Exercise details: Where in the data below does the word "Message" appear? Copy each line that holds it.

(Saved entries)

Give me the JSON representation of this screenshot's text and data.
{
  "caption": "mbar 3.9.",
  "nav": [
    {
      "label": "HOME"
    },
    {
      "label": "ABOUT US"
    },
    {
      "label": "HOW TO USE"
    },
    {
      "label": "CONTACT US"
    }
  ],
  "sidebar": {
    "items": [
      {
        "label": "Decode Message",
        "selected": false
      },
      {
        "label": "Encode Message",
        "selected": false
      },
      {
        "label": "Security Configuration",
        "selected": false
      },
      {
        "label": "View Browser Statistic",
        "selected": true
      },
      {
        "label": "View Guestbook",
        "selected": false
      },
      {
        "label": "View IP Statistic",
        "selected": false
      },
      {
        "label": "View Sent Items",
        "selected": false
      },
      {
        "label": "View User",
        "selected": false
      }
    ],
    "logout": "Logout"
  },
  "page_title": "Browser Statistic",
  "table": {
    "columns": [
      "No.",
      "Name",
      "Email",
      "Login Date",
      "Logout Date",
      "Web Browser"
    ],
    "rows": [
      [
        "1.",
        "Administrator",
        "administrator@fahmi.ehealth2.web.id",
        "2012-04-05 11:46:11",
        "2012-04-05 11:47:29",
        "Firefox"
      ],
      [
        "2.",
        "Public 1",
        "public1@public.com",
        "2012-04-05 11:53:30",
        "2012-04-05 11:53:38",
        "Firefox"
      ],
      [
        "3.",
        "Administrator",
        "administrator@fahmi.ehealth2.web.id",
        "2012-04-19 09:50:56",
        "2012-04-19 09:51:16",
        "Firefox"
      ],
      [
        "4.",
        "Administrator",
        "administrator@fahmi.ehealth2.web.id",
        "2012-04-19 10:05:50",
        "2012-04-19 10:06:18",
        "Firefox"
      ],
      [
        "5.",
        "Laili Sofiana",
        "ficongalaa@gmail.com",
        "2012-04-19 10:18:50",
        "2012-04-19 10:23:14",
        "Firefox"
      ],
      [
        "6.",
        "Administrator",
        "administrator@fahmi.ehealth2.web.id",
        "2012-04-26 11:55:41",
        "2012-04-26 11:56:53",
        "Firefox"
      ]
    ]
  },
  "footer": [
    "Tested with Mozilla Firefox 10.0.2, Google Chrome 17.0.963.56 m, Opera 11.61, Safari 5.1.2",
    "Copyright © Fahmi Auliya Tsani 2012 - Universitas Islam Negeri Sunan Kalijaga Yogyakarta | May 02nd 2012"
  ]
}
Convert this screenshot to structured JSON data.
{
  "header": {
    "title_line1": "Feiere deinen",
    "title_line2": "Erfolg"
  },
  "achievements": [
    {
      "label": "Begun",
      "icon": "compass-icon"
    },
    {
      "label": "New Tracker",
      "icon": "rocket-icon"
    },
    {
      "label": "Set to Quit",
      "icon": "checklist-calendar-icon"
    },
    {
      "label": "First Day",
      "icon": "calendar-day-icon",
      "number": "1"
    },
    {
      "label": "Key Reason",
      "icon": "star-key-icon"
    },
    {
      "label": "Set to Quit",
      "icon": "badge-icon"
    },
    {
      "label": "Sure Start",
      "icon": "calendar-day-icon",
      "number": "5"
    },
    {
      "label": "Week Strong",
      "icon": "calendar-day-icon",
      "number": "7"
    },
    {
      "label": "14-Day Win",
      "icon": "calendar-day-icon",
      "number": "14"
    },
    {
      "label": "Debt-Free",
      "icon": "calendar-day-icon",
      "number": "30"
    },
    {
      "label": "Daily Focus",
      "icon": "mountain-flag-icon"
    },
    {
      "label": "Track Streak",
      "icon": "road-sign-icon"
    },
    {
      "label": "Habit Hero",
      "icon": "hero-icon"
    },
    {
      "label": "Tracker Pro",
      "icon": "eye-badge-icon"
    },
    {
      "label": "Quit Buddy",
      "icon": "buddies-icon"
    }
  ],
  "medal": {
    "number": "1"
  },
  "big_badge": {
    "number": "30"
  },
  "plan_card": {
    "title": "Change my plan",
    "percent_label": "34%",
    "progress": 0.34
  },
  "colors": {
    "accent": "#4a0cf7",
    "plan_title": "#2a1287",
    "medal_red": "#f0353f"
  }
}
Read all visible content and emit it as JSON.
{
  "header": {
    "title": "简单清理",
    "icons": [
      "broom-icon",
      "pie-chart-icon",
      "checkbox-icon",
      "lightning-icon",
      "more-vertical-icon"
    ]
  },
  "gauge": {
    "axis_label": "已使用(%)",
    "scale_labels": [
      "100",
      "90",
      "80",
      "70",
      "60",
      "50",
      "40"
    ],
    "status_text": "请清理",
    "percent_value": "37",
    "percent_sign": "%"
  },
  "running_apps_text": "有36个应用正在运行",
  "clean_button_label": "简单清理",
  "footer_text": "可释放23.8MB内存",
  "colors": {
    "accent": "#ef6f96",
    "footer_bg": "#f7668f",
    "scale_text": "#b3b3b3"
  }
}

Result of the exercise:
        "label": "Decode Message",
        "label": "Encode Message",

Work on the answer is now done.